Under the proposals aired at the Conservative party conference earlier this month, firms would be able to arrange their own inspections, which would be carried out internally but audited externally, and “refuse entry to official inspectors thereafter”. HSE inspectors would only be granted access in “emergency” situations.
John Penrose, the shadow business minister, said: “We’ll change whatever we need to change. We might be able to adapt current legislation or make it a statutory instrument, but we’re committed to doing this, and we will change whatever is required.”
Penrose admitted internal inspectors would not have the power to prosecute, but could act as whistleblowers to the HSE if a company was breaching health and safety law. However he insisted it was “too early to say” whether the plans would lead to a reduction in HSE staff.
We might be able to adapt current legislation or make it a statutory instrument
Kizzy Austin, a health and safety lawyer at Pinsent Masons, said legislation would be necessary if the proposals were accepted because the Health and Safety at Work Act 1974 allows government inspectors to access any site. “Lots of changes would have to be made, including all the health and safety guidance and codes of practice,” she said.
The inquiry into construction deaths by Rita Donaghy this year looked at the idea of self-regulation, but concluded it would be a “retrograde” step that posed “unacceptable risks”.
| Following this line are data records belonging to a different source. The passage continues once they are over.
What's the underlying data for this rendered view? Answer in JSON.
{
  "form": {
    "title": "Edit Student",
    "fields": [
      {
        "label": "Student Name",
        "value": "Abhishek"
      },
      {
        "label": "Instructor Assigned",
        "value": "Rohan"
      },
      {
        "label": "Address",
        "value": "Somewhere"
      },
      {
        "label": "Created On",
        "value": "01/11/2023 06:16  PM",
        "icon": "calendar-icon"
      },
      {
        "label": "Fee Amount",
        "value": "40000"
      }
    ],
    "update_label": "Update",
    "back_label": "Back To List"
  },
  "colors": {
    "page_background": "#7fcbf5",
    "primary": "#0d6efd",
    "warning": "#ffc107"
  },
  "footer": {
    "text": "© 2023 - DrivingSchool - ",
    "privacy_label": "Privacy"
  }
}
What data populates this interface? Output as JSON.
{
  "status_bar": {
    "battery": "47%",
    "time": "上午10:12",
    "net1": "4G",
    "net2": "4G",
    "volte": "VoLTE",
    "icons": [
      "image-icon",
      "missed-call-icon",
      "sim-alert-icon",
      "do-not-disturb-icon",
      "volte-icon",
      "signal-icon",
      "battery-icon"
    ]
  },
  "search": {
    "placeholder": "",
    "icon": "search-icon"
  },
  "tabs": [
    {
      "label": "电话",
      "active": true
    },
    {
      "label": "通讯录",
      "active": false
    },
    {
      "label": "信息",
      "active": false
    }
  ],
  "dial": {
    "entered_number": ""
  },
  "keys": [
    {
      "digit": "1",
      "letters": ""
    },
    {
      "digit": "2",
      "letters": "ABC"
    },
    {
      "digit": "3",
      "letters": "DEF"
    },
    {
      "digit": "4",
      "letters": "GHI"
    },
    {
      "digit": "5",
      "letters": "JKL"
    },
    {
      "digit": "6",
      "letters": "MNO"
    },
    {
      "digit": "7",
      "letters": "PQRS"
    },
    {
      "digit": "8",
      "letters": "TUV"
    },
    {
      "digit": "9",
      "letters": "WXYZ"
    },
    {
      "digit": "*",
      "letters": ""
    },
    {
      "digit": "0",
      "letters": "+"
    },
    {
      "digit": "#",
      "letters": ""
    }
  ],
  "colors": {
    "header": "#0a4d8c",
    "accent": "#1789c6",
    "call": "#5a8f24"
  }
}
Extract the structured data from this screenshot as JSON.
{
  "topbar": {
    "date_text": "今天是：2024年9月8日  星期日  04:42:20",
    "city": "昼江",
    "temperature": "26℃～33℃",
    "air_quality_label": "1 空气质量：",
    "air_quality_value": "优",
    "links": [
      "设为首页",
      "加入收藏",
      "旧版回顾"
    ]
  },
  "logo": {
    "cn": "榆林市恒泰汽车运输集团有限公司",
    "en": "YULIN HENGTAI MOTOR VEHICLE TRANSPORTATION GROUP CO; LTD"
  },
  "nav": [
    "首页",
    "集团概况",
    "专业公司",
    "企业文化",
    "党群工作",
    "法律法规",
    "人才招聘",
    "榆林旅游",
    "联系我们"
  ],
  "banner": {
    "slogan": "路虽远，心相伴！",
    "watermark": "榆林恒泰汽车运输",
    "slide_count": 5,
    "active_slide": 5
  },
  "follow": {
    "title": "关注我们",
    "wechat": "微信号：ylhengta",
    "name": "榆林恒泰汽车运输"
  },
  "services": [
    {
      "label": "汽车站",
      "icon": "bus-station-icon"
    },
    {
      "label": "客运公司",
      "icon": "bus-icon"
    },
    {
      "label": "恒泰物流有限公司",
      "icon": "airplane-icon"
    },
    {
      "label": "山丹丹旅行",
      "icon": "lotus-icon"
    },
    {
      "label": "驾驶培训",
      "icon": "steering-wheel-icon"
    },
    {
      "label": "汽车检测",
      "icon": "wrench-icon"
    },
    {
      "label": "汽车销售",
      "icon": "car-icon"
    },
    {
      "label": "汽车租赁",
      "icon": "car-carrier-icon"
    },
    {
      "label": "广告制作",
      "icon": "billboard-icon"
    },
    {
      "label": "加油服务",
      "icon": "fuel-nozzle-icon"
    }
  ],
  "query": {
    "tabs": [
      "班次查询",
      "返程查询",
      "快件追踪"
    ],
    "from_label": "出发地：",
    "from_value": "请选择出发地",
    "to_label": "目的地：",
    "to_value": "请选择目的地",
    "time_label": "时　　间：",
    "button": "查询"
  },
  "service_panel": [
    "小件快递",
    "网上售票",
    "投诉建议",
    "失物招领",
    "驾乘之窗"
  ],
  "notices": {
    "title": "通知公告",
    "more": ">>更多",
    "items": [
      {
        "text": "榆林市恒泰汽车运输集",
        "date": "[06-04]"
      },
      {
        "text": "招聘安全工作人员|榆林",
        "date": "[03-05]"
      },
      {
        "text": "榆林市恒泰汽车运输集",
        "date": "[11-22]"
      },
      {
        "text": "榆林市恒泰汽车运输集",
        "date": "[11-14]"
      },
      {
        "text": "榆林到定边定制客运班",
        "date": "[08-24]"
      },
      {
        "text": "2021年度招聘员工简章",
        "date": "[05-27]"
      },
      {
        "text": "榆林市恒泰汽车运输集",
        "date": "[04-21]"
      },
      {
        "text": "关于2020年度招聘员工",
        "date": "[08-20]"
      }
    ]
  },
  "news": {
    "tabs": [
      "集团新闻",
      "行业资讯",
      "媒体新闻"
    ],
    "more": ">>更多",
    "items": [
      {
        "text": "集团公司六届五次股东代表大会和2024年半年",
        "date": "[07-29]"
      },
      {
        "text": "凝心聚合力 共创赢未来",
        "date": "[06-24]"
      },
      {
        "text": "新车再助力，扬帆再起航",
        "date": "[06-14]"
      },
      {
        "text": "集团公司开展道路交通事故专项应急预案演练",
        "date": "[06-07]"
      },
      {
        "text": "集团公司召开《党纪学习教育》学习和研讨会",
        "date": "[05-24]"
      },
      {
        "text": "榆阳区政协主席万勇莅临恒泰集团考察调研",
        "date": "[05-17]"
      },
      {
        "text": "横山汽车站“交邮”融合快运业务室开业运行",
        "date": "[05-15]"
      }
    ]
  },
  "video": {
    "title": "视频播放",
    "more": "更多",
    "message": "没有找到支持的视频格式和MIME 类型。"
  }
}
Alan Ritchie, general secretary, of construction union Ucatt, said the plans were badly thought out and should be “consigned to the wastebasket”.